Lincoln was also on center stage, two years ago in 2009 with the celebration of the two hundredth anniversary of his birth. That year I traveled to Richmond, Virginia, the capital of the Confederacy, to see a controversial statue of Lincoln. Many in the city didn’t want to erect a statue of the hated leader of the North. After much disputation, it was finally erected in an unobtrusive location hidden behind a park building which I could only find with the help of the clerk at my hotel who was studying history at a local university.

Recently in the North there has been little of the same demonstration of emotion in support
of the Union cause. Perhaps our cool Yankee temperament is not given to such expression.

Lincoln himself, though, is generally revered, cloaked as he is in mythic grandeur.

Still many questions remain. This year as we reconsider the Civil War, shall we “celebrate” or “commemorate” it? Was the war fought over states rights or slavery? Did Lincoln seek only to save the Union without much concern for the slavery issue? Was the liberation of the slaves, or any of the other supposed reasons for the war, a justification for the horrific loss of life it entailed on both sides?
nsider though if we had not had the catastrophic war culminating in the abolition of slavery, Cassius Clay, born in 1942, might have had a very different future. Lincoln’s hope for most of his career was that slavery would be subject to “ultimate extinction” in an extended, gradual process over time. Without the war, who knows how long that would have taken? As preposterous as it may be to suggest, perhaps Clay would have been born into slavery. In that event, he would never have been able to become Muhammad Ali, he never would have been able to protest the Vietnam War, and he would never have received the Presidential Medal of Honor in 2005 from George W. Bush.

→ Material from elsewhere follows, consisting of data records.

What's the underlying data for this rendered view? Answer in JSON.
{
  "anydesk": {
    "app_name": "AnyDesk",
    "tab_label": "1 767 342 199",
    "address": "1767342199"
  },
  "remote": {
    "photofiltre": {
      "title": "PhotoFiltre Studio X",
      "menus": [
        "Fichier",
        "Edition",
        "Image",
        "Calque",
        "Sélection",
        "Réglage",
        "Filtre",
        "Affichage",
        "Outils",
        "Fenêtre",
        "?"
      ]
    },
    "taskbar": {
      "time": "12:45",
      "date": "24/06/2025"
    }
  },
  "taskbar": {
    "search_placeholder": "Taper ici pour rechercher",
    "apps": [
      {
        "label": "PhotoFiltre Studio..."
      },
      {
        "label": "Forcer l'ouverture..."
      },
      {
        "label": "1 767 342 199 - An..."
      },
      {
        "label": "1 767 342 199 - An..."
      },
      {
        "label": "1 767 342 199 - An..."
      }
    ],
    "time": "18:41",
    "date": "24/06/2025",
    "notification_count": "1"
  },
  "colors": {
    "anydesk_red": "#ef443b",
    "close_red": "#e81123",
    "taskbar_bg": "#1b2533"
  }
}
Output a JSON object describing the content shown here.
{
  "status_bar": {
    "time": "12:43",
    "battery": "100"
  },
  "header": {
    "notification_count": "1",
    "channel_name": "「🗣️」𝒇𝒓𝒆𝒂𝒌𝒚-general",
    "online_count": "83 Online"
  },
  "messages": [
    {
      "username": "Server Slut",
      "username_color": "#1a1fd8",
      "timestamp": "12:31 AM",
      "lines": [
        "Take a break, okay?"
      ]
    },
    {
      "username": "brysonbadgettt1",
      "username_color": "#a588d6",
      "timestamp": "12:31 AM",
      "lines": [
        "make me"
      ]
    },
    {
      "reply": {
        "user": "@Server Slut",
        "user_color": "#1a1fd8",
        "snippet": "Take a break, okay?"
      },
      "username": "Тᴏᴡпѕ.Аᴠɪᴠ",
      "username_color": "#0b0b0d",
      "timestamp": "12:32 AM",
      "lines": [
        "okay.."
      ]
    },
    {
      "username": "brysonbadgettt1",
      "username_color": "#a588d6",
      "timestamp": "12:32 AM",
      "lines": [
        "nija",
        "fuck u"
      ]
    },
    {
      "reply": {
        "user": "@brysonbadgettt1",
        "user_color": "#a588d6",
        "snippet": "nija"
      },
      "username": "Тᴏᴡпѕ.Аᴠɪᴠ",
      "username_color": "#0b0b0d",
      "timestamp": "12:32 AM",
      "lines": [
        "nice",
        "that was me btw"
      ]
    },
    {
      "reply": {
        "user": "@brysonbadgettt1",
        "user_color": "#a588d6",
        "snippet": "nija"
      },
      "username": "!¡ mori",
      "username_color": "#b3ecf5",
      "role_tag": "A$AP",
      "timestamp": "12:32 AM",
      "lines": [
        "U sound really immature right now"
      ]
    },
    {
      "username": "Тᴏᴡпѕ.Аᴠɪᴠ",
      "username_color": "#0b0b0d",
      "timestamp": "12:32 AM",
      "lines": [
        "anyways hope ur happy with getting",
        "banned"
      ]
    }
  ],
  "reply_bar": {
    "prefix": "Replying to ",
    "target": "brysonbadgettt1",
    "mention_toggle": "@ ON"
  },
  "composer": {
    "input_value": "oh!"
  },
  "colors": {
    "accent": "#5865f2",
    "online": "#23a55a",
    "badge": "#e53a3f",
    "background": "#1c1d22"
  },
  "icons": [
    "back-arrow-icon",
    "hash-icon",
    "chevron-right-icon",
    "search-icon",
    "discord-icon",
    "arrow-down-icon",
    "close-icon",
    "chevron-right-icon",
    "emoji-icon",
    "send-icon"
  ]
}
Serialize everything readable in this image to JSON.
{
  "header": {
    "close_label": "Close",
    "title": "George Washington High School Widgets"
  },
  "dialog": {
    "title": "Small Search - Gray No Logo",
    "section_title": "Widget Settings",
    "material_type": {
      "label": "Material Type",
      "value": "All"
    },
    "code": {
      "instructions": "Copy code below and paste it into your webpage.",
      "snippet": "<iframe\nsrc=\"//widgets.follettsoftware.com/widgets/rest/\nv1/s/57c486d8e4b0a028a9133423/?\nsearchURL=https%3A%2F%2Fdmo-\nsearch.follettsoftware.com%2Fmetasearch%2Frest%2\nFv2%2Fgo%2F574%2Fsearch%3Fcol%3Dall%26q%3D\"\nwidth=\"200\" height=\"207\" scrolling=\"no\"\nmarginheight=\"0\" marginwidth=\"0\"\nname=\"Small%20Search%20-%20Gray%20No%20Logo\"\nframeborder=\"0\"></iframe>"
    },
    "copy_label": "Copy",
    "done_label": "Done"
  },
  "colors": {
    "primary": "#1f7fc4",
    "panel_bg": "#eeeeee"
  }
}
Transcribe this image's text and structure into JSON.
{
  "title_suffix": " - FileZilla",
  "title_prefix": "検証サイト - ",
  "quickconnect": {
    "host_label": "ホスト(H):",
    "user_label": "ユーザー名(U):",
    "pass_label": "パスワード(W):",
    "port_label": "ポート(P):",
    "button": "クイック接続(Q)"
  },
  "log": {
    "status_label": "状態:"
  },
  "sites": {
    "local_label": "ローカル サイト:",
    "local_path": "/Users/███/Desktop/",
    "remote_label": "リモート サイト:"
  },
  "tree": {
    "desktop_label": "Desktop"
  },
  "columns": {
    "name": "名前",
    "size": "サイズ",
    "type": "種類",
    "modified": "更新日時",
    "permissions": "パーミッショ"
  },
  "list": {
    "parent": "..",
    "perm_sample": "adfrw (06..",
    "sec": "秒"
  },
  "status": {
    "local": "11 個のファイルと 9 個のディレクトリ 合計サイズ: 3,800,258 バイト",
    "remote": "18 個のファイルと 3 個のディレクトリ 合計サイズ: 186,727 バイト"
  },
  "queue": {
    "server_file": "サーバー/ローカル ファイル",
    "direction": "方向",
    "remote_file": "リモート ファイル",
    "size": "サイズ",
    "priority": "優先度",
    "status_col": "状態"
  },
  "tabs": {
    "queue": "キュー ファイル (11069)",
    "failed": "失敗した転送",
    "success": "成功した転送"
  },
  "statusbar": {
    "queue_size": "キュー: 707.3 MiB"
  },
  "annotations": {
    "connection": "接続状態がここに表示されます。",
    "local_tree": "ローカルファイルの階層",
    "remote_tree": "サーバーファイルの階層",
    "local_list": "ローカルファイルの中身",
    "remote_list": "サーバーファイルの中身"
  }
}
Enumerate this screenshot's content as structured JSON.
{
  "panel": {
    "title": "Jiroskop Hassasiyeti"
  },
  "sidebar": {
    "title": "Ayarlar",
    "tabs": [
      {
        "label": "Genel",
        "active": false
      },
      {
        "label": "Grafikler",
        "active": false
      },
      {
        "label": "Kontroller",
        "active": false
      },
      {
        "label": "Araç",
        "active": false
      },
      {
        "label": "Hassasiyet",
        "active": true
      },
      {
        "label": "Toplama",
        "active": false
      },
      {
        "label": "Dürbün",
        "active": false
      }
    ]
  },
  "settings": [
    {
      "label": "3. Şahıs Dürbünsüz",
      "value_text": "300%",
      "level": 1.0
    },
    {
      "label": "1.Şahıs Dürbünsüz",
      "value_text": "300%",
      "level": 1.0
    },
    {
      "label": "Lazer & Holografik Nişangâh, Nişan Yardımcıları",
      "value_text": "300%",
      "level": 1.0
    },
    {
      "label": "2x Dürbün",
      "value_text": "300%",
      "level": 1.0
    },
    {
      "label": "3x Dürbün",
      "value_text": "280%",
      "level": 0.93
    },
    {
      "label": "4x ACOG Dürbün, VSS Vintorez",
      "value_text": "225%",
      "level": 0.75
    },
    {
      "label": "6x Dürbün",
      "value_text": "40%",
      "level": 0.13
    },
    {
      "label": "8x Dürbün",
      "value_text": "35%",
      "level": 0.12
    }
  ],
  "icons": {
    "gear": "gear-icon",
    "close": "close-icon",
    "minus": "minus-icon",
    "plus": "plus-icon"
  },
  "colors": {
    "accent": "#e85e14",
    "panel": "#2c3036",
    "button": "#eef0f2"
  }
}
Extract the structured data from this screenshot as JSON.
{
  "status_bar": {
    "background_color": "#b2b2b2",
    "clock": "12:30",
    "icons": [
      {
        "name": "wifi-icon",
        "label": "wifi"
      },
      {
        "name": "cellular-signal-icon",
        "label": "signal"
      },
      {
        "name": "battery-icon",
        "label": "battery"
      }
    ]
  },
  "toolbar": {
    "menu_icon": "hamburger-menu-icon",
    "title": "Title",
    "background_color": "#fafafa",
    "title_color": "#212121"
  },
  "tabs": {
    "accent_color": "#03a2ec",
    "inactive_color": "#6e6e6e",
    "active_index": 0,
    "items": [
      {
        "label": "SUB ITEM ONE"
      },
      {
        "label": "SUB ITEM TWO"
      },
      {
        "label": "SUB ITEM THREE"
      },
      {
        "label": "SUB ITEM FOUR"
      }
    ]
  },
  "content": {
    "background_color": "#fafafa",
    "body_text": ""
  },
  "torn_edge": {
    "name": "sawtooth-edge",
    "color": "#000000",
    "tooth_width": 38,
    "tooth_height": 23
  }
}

The little boy from Kentucky would never would have been able to say of himself, “I am the greatest.”